### [AVAILABLE DATA]
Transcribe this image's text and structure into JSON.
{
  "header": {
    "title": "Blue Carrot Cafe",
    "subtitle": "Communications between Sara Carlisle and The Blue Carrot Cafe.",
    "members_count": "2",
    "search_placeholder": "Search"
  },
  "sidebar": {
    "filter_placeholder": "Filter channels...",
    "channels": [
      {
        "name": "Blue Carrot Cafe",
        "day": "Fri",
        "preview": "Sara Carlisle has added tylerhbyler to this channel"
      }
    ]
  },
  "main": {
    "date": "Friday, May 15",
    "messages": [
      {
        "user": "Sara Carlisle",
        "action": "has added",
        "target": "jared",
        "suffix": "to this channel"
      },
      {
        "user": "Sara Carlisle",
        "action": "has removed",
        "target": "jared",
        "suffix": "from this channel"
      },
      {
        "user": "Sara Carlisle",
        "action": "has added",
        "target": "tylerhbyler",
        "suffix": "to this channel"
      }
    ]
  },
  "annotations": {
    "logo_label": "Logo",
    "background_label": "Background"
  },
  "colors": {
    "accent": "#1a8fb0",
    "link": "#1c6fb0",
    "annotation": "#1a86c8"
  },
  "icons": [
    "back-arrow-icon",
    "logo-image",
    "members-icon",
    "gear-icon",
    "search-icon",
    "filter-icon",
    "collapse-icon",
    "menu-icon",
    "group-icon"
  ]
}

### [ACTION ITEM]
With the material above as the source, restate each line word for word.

### [TASK ANSWER]
Transcribe this image's text and structure into JSON.
{
  "header": {
    "title": "Blue Carrot Cafe",
    "subtitle": "Communications between Sara Carlisle and The Blue Carrot Cafe.",
    "members_count": "2",
    "search_placeholder": "Search"
  },
  "sidebar": {
    "filter_placeholder": "Filter channels...",
    "channels": [
      {
        "name": "Blue Carrot Cafe",
        "day": "Fri",
        "preview": "Sara Carlisle has added tylerhbyler to this channel"
      }
    ]
  },
  "main": {
    "date": "Friday, May 15",
    "messages": [
      {
        "user": "Sara Carlisle",
        "action": "has added",
        "target": "jared",
        "suffix": "to this channel"
      },
      {
        "user": "Sara Carlisle",
        "action": "has removed",
        "target": "jared",
        "suffix": "from this channel"
      },
      {
        "user": "Sara Carlisle",
        "action": "has added",
        "target": "tylerhbyler",
        "suffix": "to this channel"
      }
    ]
  },
  "annotations": {
    "logo_label": "Logo",
    "background_label": "Background"
  },
  "colors": {
    "accent": "#1a8fb0",
    "link": "#1c6fb0",
    "annotation": "#1a86c8"
  },
  "icons": [
    "back-arrow-icon",
    "logo-image",
    "members-icon",
    "gear-icon",
    "search-icon",
    "filter-icon",
    "collapse-icon",
    "menu-icon",
    "group-icon"
  ]
}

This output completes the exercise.